■ About this task
Reproduce all lines of the listing below in which the word "caption" occurs.

■ Available data

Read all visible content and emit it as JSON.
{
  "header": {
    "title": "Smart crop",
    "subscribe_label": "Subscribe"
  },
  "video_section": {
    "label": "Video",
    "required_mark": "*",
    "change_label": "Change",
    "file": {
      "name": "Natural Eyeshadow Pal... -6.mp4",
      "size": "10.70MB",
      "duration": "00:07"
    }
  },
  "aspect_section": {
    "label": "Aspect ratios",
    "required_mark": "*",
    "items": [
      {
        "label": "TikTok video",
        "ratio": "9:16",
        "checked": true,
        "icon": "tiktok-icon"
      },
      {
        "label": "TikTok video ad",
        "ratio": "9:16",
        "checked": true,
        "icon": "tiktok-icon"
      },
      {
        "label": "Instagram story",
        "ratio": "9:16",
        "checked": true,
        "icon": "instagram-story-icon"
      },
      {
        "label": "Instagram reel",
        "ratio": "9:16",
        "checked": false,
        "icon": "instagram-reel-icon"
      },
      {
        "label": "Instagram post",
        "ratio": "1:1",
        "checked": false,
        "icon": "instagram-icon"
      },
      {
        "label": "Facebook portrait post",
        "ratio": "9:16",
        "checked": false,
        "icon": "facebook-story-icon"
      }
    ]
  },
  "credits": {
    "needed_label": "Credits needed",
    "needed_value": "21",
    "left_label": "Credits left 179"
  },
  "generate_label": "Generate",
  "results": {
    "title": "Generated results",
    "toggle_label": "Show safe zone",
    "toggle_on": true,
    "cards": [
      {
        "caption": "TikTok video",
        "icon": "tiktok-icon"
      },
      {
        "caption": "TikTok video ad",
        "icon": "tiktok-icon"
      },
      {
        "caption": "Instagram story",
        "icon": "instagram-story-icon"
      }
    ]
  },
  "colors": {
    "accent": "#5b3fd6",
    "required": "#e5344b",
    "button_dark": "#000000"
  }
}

■ Written response
        "caption": "TikTok video",
        "caption": "TikTok video ad",
        "caption": "Instagram story",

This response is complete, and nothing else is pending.